In that spirit, I have put together a series of Chair yoga exercises that can be practiced at home. This introductory video lasts about 10 minutes and focuses on simple range-of-movement exercises for the whole body.
I hope you enjoy!
It was brilliant advice and I thought I would share it with you today, World mental Health Day.
I had been feeling glum and complaining: “Oh I should do this, I shouldn’t have done that”, to which my friend replied, in her own laconic way:
“Stop Should-ing on yourself”.
It made so much sense. So much of suffering is caused by beliefs such as:
I should be this…
I should be that…
I should do this…
I should do that…
I should be more…
I should be less…
I should have…
I should feel…
I should, I should, I should…
Plus an equal list of “I shouldn’ts” to match.
‘Should’ is defined as: used to indicate obligation, duty or correctness, typically when criticizing someone’s actions.
So what we are doing when we ‘Should’ on ourselves is piling on self-criticism; probably with a good old dollop of guilt as well. ‘Should’ is not so much a call to action but a means of berating oneself. ‘Should’ can make a person feel rotten, especially in terms mental health and well-being
An example being: “I should feel happy but I don’t” Where we have both criticism and guilt in one simple sentence.
So what could we use instead of ‘should’?
The first challenge is being aware of the times when you are ‘Should-ing’ on yourself and dwelling on self-criticism. (I like to recall my friend’s voice when I find myself falling into that trap).
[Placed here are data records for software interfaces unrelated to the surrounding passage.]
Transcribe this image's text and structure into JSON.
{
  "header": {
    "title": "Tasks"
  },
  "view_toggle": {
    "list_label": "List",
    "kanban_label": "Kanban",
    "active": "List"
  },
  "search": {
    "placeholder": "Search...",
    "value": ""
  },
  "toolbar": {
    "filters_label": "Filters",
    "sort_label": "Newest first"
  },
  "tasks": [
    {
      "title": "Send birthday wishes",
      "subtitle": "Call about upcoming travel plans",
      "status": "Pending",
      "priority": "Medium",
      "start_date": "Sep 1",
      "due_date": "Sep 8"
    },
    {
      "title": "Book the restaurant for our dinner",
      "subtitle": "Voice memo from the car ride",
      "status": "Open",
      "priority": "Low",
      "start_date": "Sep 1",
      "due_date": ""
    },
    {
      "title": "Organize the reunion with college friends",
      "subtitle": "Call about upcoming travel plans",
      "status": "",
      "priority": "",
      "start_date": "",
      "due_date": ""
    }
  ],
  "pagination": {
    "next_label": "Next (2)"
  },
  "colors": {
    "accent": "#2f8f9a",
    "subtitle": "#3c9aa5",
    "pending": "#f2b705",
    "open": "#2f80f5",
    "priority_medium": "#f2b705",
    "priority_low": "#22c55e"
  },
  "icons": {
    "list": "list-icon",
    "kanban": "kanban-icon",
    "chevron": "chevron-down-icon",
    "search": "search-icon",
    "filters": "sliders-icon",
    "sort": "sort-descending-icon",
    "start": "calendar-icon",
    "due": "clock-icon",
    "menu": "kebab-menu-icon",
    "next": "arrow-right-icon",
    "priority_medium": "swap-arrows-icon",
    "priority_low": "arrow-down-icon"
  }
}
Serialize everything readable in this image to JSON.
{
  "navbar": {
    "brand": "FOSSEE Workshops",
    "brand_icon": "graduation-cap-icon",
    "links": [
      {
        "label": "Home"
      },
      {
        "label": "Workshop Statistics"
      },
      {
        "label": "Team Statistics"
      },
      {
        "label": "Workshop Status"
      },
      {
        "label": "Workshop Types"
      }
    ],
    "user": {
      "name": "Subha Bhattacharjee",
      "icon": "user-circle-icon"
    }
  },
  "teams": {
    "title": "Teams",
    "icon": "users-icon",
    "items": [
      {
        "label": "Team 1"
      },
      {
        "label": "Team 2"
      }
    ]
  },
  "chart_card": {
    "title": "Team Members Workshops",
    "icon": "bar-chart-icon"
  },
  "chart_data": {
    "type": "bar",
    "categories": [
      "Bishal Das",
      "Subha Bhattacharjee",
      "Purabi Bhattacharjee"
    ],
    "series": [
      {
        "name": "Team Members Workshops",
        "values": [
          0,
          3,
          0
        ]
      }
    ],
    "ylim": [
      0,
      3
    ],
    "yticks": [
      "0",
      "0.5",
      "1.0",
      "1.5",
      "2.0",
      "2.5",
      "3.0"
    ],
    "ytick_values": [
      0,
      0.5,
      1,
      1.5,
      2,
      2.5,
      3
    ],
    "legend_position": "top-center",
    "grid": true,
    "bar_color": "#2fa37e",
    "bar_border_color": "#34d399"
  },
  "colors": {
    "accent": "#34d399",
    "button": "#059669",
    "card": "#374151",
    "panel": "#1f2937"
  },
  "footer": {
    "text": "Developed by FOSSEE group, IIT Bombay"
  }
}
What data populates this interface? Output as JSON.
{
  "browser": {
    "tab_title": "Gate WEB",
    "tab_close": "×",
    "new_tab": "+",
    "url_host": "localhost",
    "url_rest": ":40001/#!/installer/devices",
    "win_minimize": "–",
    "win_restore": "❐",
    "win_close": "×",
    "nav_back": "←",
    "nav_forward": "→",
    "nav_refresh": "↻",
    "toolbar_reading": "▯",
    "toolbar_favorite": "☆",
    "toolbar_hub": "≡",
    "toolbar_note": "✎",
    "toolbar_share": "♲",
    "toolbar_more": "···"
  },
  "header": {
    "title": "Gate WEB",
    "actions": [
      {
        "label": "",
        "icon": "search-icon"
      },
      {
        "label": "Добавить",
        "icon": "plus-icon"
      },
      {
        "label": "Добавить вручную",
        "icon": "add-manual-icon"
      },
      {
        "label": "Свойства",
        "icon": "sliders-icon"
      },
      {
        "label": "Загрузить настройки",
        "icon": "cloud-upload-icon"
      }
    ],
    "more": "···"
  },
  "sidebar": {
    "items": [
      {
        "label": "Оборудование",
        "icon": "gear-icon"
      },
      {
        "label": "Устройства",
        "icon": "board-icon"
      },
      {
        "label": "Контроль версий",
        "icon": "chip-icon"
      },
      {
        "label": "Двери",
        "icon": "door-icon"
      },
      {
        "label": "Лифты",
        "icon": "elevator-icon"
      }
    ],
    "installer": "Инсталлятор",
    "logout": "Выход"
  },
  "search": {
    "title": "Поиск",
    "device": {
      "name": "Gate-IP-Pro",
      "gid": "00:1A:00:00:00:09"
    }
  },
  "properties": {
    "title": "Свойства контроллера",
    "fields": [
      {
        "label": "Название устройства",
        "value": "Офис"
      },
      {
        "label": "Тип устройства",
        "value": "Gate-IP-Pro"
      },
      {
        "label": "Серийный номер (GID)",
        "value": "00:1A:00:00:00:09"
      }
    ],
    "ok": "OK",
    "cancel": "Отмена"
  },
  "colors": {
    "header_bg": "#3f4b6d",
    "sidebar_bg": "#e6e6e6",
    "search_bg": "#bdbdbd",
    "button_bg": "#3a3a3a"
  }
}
The second is acknowledging the present situation for what it is, warts and all. View it as dispassionately as possible, like an impartial witness (this is a practice in mindfulness). Remove ‘should’ from that thought along with its associated guilt and shame. So, in the example of “I should feel happy but I don’t” can be replaced with: “I am not happy at the moment but that’s OK, this feeling will pass”
The third is to replace ‘Should’ with ‘I Can…’ Transform thoughts away from negative self-criticism towards what is achievable and positive. This is a way of opening up possibilities rather than shutting down in the shame of “I should”.
I hope that you find this useful. Wishing you all a good World Mental Health Day and remember:
This is really quick and simple dessert to make, or could be used as a breakfast dish.
I am not one to be too strict when it comes to cooking, however, I will advise you to refrigerate the rice as soon as possible after it is initially cooked (you can run the left overs in cold water then place in the fridge in a sealed container). It can be reheated the next day but do not keep it longer.
This really is a moveable feast, so feel free to experiment with whatever goodies you have in your store cupboard, the ingredients below are just a suggestion and I change it every time depending on how much rice I have and what is lurking in my fridge or cupboard.. (some grated coconut or seeds sprinkled on top make a nice addition, for example)
Time : 10 minuets with pre- cooked rice (white or brown, though white is more pudding-like)
How to practice a Moon Salutation: